You are here

Gold dips to 4-week low on US rate hike fears

gold.jpg
Gold fell to its lowest level in four weeks on Monday, extending a sell-off into a fourth straight session as investors feared the Federal Reserve would hike U.S. interest rates this year.

[SINGAPORE] Gold fell to its lowest level in four weeks on Monday, extending a sell-off into a fourth straight session as investors feared the Federal Reserve would hike U.S. interest rates this year.

The technical picture for gold has deteriorated, with traders warning of further price drops. Physical demand and investor flows have also not supported the metal.

Spot gold had eased 0.2 per cent to US$1,139.93 an ounce by 0348 GMT, after earlier dropping to US$1,134.60, its lowest since Oct 5.

Gold had rallied last month on speculation that the softness in the global economy could prompt the Fed to delay the rate hike to next year. But the US central bank's hawkish tone last week triggered a sell-off in bullion.

Technical selling and liquidation of long positions were sending prices lower, according to HSBC analyst James Steel.

"Gold probably needs moderately better emerging market import demand if it is to sustain a rally. In the near term, the market also needs a respite from investor liquidations if prices are to stabilise," Steel said.

Asian gold demand saw some uptick towards the end of last week, as lower prices attracted buyers. But local premiums remained largely unmoved, a sign that demand hasn't picked up in a significant way, dealers said.

Demand outside of Asia also remained soft. US Mint American Eagle gold coin sales slumped 73 per cent in October.

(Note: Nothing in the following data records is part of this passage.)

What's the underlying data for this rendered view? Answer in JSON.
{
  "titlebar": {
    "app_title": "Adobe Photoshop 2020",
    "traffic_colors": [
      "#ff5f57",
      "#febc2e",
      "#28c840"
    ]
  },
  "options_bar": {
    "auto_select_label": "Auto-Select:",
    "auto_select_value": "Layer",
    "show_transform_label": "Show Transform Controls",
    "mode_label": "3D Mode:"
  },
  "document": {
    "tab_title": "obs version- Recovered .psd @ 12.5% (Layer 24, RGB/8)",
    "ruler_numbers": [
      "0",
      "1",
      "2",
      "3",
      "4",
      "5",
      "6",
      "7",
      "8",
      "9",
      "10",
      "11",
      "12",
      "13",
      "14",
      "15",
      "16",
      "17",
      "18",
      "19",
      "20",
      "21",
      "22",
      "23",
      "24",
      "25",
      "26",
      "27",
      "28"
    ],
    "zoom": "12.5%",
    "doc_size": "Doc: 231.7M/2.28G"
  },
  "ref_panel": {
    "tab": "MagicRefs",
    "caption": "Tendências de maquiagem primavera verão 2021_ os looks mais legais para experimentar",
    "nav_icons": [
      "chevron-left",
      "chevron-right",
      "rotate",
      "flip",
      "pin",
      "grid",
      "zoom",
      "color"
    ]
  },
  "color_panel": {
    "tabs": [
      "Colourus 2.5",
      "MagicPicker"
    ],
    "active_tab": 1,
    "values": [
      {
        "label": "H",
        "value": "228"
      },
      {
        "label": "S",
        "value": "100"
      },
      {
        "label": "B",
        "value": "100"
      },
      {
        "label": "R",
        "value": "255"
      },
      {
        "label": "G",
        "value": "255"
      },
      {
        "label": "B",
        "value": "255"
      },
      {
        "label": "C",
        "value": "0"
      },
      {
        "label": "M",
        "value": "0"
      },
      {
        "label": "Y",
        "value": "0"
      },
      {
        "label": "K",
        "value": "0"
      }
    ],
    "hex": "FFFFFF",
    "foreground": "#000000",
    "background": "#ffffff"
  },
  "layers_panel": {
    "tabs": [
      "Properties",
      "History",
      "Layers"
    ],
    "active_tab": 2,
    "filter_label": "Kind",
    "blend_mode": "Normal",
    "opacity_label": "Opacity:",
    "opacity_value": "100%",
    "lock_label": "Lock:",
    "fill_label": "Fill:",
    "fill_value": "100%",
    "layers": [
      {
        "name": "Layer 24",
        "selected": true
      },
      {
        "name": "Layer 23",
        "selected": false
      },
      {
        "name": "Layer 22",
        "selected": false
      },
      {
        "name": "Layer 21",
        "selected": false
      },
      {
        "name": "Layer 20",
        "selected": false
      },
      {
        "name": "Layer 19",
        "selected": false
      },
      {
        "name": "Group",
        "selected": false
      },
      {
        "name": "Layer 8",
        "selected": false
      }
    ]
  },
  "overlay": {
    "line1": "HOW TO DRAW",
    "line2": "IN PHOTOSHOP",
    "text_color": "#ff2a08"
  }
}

Investors were seen reducing their gold exposure. Assets in SPDR Gold Trust, the top gold-backed exchange-traded fund, fell 0.3 per cent to 692.26 tonnes on Friday.

Speculators trimmed a bullish bet in gold from an 8-1/2-month high in the week ended Oct 27, while they boosted a net long stance in silver to the highest level on record.

Traders have been selling gold since the Fed on Wednesday surprised with a direct reference to its next policy meeting as a possibility for the first U.S. rate hike in nearly a decade.

The metal had posted its worst weekly drop in nine weeks on Friday.

Rising interest rates tend to weigh on gold because they lift the opportunity cost of holding non-yielding bullion.

Gold failed to see safe-haven bids on Monday despite weakness in the dollar and equities. Asian stocks slid after soft Chinese factory surveys stoked global growth concerns, while the dollar slipped.

Gold is expected to test support at US$1,131, a break below which could cause a loss towards the next support at US$1,119, said Reuters technicals analyst Wang Tao.

REUTERS